## WHAT IS BEING ASKED
Identify and pull out each line of the entries in which "heading" occurs.

## DATA FOR THIS EXERCISE
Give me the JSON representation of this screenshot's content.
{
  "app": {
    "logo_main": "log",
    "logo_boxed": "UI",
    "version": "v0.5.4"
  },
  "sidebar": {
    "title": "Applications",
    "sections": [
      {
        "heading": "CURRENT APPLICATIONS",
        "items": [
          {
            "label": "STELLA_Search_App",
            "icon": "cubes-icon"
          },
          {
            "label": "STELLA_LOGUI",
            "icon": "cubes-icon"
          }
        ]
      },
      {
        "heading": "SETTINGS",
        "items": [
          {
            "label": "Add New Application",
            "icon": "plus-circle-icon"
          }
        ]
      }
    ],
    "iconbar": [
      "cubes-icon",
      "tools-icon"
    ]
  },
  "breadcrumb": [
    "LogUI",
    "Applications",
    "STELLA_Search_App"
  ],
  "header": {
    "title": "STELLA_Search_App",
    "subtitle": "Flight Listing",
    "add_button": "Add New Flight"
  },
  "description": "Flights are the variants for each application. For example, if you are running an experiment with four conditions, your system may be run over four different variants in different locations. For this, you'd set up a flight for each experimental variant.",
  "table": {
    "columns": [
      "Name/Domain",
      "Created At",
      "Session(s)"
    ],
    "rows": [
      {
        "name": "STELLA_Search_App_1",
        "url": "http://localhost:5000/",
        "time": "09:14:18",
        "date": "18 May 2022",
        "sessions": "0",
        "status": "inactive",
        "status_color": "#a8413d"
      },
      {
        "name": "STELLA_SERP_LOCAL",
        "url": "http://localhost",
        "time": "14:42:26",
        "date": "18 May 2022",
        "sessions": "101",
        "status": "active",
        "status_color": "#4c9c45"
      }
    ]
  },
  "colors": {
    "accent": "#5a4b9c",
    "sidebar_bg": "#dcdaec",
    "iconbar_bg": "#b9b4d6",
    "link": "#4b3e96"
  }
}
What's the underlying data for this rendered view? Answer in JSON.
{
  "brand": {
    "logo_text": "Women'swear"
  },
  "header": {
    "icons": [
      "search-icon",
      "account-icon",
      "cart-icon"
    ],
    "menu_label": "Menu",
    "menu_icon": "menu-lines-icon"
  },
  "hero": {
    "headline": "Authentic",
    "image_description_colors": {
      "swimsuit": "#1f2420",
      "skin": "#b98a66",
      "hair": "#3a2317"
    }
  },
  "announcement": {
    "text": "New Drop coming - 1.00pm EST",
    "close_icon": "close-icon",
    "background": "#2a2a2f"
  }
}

## RESPONSE TO THIS TASK
        "heading": "CURRENT APPLICATIONS",
        "heading": "SETTINGS",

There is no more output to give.